Doctors at a veterinary hospital in eastern Hungary have been saving the lives of protected birds such as cranes, storks and eagles since 1999 by giving them prosthetic legs and fixing their wings.
A unique veterinary hospital in eastern Hungary is saving the lives of wild birds, including many who sustain severe injuries during their long migratory journey to Africa to escape the harsh winters of northern Europe.
Located in the Hortobagy National Park, a World Heritage site on the Great Hungarian Plain, the hospital treats, among others, protected birds such as cranes, storks and eagles that have flown into power lines, breaking their legs or wings, or have been poisoned or hit by vehicles on highways.
The wide open spaces of the National Park have preserved their traditional pastoral use, with herds of grey cattle grazing in the pastures and wetlands, a perfect place for a stopover for hundreds of thousands of migratory birds each year.

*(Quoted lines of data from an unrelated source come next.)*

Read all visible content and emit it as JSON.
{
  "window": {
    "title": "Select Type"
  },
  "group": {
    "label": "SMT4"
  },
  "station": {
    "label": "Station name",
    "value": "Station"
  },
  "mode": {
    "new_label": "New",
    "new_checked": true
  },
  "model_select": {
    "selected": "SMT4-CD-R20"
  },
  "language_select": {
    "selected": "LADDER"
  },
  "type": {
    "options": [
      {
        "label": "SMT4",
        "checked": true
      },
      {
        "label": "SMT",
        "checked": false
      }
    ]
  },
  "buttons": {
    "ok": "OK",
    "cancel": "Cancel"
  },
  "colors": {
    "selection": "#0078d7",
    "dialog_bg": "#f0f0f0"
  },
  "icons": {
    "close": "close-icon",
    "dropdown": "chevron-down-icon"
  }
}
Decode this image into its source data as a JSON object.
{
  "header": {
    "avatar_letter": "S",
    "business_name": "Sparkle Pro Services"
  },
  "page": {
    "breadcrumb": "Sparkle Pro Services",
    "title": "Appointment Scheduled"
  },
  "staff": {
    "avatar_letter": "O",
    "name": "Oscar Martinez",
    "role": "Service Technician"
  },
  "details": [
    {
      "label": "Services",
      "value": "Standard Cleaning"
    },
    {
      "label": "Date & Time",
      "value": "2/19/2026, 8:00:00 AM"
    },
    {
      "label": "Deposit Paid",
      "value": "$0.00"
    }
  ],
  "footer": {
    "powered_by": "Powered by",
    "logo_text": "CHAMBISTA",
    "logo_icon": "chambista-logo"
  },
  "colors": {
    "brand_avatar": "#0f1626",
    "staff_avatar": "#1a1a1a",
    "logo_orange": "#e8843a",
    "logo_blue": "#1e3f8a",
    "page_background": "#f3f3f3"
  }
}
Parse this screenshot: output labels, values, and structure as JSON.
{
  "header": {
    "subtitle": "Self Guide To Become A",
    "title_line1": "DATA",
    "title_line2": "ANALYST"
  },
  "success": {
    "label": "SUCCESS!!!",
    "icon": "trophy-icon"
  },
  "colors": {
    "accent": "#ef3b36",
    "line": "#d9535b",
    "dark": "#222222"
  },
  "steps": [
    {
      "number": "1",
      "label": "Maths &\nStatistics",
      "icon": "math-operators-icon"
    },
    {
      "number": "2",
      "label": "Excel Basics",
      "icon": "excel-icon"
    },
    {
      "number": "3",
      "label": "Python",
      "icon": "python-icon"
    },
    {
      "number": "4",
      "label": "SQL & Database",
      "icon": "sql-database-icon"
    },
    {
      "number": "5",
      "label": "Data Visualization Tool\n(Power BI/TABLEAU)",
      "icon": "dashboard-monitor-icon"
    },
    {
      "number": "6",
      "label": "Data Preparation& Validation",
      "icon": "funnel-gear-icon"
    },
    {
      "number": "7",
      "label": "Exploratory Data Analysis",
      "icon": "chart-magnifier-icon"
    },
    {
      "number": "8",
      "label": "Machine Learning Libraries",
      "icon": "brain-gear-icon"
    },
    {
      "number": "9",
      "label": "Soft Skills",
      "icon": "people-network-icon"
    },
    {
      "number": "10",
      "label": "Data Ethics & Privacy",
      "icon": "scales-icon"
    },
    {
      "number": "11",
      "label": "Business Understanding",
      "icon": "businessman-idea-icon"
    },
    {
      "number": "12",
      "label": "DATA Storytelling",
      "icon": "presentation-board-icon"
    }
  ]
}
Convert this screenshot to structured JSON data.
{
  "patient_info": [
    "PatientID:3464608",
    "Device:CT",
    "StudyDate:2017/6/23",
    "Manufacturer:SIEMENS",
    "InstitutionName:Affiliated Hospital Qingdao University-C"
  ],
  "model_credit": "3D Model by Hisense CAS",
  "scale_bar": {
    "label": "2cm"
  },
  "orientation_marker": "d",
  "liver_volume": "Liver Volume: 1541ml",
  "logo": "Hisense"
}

Doctors at the hospital have been saving the lives of these protected birds since 1999, by giving them prosthetic legs and fixing their wings, with around 40 percent of them eventually returning to the wild after a full recovery.
"What we love the most is when we receive birds that we can treat to full recovery, and set them free again," said veterinary physician Janos Deri, who founded the hospital.
The birds which cannot return to the wild stay at the centre, to the delight of tens of thousands of visitors every year.
They can watch the birds being operated on and treated, as the hospital also serves as an education centre.
"We ... have learned about some of the birds in the area and it is good to see the injured birds that are being taken care of," said Greg Lauttrull, 57, a structural engineer, visiting from Houston, Texas.